» App and web page records:
-=-=-=-=-

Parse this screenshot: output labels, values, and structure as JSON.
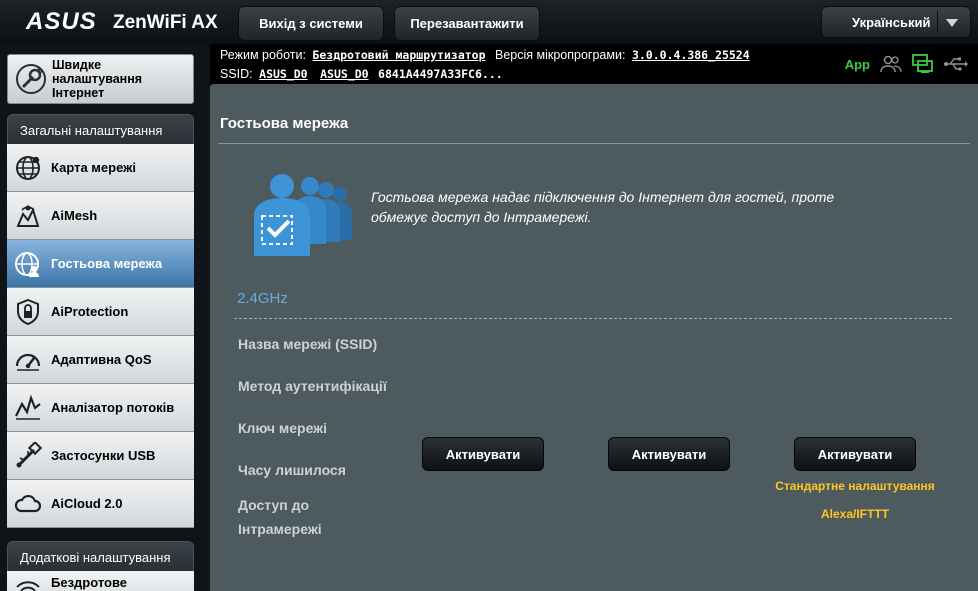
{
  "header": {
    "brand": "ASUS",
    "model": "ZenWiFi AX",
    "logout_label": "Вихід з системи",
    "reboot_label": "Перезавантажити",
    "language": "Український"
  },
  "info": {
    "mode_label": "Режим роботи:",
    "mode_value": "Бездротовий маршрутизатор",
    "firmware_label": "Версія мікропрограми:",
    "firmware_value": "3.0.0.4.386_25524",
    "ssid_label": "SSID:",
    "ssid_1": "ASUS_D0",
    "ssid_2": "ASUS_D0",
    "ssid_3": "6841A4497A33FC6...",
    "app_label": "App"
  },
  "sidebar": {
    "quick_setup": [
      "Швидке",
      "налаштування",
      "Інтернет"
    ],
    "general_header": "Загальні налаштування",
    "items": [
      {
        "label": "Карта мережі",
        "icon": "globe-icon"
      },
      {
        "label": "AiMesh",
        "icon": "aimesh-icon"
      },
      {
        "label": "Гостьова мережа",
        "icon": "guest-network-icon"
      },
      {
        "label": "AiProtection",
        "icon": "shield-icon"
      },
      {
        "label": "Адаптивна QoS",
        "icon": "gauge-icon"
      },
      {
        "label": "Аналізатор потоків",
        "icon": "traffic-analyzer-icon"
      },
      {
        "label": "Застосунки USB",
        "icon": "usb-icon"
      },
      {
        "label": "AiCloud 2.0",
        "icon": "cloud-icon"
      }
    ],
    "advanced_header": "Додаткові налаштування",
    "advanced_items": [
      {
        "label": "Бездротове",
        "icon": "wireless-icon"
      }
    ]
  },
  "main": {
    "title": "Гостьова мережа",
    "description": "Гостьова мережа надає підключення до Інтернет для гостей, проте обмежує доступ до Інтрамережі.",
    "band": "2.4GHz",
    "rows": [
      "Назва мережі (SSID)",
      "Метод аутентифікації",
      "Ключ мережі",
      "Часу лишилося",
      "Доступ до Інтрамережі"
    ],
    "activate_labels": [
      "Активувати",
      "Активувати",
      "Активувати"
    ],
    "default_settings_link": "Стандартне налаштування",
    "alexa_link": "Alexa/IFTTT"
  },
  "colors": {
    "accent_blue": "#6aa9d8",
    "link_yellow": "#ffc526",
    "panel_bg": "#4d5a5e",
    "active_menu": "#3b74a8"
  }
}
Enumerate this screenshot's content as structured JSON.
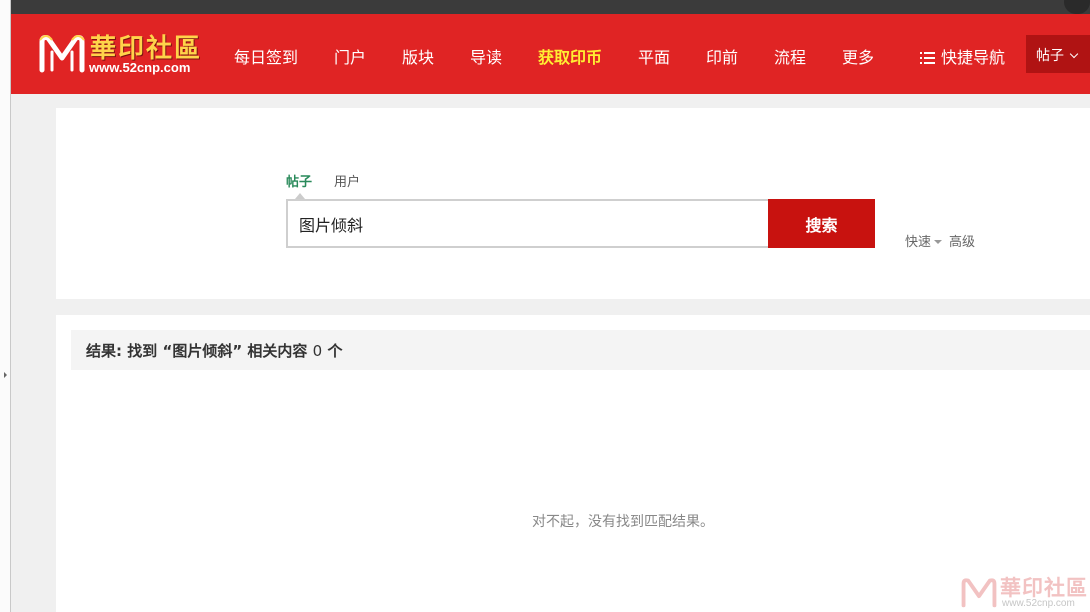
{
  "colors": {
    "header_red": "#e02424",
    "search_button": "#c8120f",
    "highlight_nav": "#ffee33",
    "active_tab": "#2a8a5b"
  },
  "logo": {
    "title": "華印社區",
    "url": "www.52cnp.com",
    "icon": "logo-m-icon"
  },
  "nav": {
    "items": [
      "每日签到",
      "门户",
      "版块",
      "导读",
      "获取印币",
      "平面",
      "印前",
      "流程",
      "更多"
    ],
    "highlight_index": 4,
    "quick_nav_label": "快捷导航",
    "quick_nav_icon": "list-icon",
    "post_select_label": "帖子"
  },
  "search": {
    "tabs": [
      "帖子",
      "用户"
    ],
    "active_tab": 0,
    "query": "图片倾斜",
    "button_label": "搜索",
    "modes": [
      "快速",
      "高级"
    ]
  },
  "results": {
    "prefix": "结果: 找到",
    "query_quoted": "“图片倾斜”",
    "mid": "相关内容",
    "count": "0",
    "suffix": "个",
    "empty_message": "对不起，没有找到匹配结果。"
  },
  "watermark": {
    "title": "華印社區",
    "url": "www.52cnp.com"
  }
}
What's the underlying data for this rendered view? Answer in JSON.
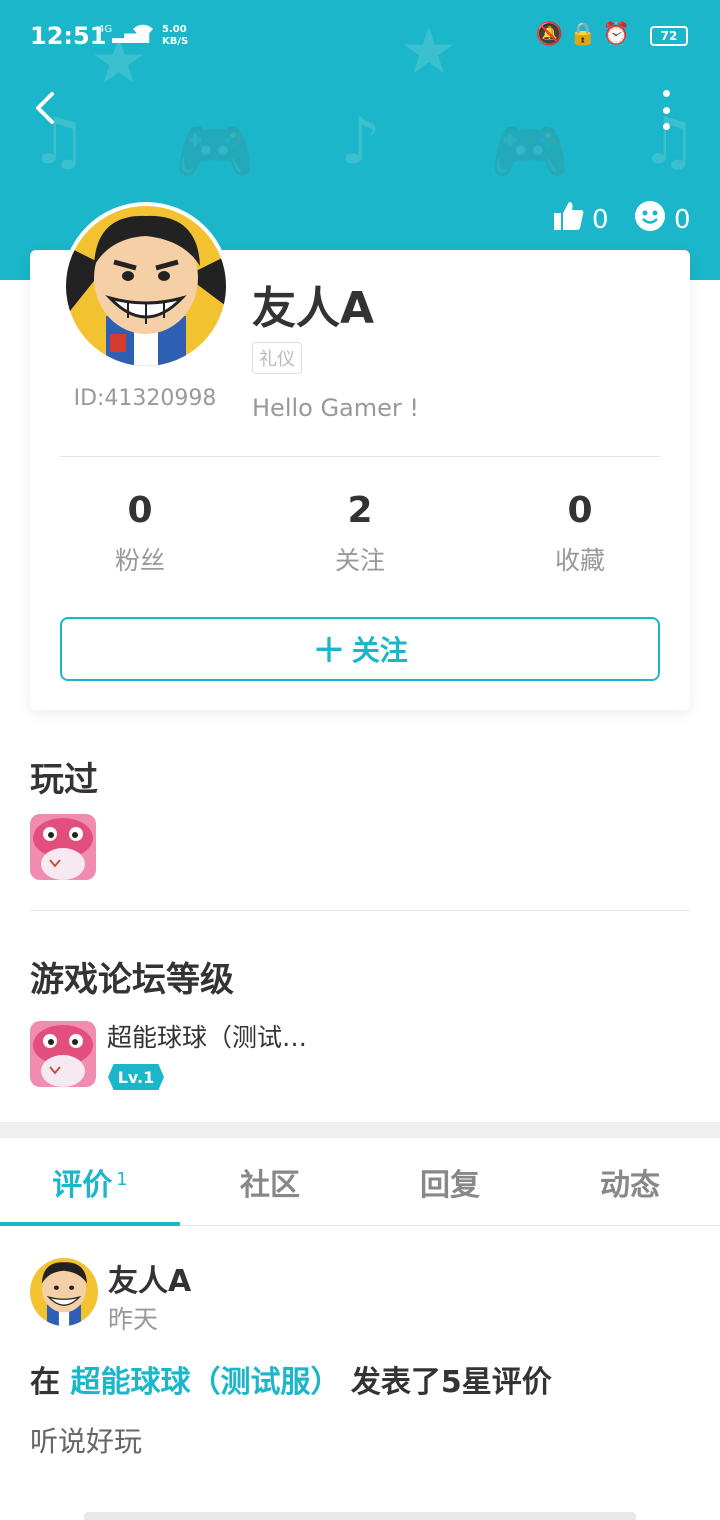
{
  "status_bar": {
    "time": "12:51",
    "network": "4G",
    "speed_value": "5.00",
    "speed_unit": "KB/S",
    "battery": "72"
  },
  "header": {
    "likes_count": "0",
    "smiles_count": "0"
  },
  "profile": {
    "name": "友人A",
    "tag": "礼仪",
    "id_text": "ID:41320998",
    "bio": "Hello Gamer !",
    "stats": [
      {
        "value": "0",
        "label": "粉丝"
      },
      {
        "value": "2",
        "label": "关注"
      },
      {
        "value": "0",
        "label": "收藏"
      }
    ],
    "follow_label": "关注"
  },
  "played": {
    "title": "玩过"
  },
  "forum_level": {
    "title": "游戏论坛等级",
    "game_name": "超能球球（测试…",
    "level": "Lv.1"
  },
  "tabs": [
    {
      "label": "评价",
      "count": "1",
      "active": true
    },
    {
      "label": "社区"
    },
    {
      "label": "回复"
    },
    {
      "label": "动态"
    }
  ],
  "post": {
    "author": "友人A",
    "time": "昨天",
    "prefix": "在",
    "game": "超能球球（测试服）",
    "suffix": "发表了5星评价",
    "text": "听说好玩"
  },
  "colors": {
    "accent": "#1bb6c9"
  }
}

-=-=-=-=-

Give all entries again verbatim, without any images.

» Result for this exercise:
Parse this screenshot: output labels, values, and structure as JSON.
{
  "header": {
    "brand": "ASUS",
    "model": "ZenWiFi AX",
    "logout_label": "Вихід з системи",
    "reboot_label": "Перезавантажити",
    "language": "Український"
  },
  "info": {
    "mode_label": "Режим роботи:",
    "mode_value": "Бездротовий маршрутизатор",
    "firmware_label": "Версія мікропрограми:",
    "firmware_value": "3.0.0.4.386_25524",
    "ssid_label": "SSID:",
    "ssid_1": "ASUS_D0",
    "ssid_2": "ASUS_D0",
    "ssid_3": "6841A4497A33FC6...",
    "app_label": "App"
  },
  "sidebar": {
    "quick_setup": [
      "Швидке",
      "налаштування",
      "Інтернет"
    ],
    "general_header": "Загальні налаштування",
    "items": [
      {
        "label": "Карта мережі",
        "icon": "globe-icon"
      },
      {
        "label": "AiMesh",
        "icon": "aimesh-icon"
      },
      {
        "label": "Гостьова мережа",
        "icon": "guest-network-icon"
      },
      {
        "label": "AiProtection",
        "icon": "shield-icon"
      },
      {
        "label": "Адаптивна QoS",
        "icon": "gauge-icon"
      },
      {
        "label": "Аналізатор потоків",
        "icon": "traffic-analyzer-icon"
      },
      {
        "label": "Застосунки USB",
        "icon": "usb-icon"
      },
      {
        "label": "AiCloud 2.0",
        "icon": "cloud-icon"
      }
    ],
    "advanced_header": "Додаткові налаштування",
    "advanced_items": [
      {
        "label": "Бездротове",
        "icon": "wireless-icon"
      }
    ]
  },
  "main": {
    "title": "Гостьова мережа",
    "description": "Гостьова мережа надає підключення до Інтернет для гостей, проте обмежує доступ до Інтрамережі.",
    "band": "2.4GHz",
    "rows": [
      "Назва мережі (SSID)",
      "Метод аутентифікації",
      "Ключ мережі",
      "Часу лишилося",
      "Доступ до Інтрамережі"
    ],
    "activate_labels": [
      "Активувати",
      "Активувати",
      "Активувати"
    ],
    "default_settings_link": "Стандартне налаштування",
    "alexa_link": "Alexa/IFTTT"
  },
  "colors": {
    "accent_blue": "#6aa9d8",
    "link_yellow": "#ffc526",
    "panel_bg": "#4d5a5e",
    "active_menu": "#3b74a8"
  }
}
Enumerate this screenshot's content as structured JSON.
{
  "colors": {
    "header_red": "#e02424",
    "search_button": "#c8120f",
    "highlight_nav": "#ffee33",
    "active_tab": "#2a8a5b"
  },
  "logo": {
    "title": "華印社區",
    "url": "www.52cnp.com",
    "icon": "logo-m-icon"
  },
  "nav": {
    "items": [
      "每日签到",
      "门户",
      "版块",
      "导读",
      "获取印币",
      "平面",
      "印前",
      "流程",
      "更多"
    ],
    "highlight_index": 4,
    "quick_nav_label": "快捷导航",
    "quick_nav_icon": "list-icon",
    "post_select_label": "帖子"
  },
  "search": {
    "tabs": [
      "帖子",
      "用户"
    ],
    "active_tab": 0,
    "query": "图片倾斜",
    "button_label": "搜索",
    "modes": [
      "快速",
      "高级"
    ]
  },
  "results": {
    "prefix": "结果: 找到",
    "query_quoted": "“图片倾斜”",
    "mid": "相关内容",
    "count": "0",
    "suffix": "个",
    "empty_message": "对不起，没有找到匹配结果。"
  },
  "watermark": {
    "title": "華印社區",
    "url": "www.52cnp.com"
  }
}
What's the underlying data for this rendered view? Answer in JSON.
{
  "status_bar": {
    "time": "12:51",
    "network": "4G",
    "speed_value": "5.00",
    "speed_unit": "KB/S",
    "battery": "72"
  },
  "header": {
    "likes_count": "0",
    "smiles_count": "0"
  },
  "profile": {
    "name": "友人A",
    "tag": "礼仪",
    "id_text": "ID:41320998",
    "bio": "Hello Gamer !",
    "stats": [
      {
        "value": "0",
        "label": "粉丝"
      },
      {
        "value": "2",
        "label": "关注"
      },
      {
        "value": "0",
        "label": "收藏"
      }
    ],
    "follow_label": "关注"
  },
  "played": {
    "title": "玩过"
  },
  "forum_level": {
    "title": "游戏论坛等级",
    "game_name": "超能球球（测试…",
    "level": "Lv.1"
  },
  "tabs": [
    {
      "label": "评价",
      "count": "1",
      "active": true
    },
    {
      "label": "社区"
    },
    {
      "label": "回复"
    },
    {
      "label": "动态"
    }
  ],
  "post": {
    "author": "友人A",
    "time": "昨天",
    "prefix": "在",
    "game": "超能球球（测试服）",
    "suffix": "发表了5星评价",
    "text": "听说好玩"
  },
  "colors": {
    "accent": "#1bb6c9"
  }
}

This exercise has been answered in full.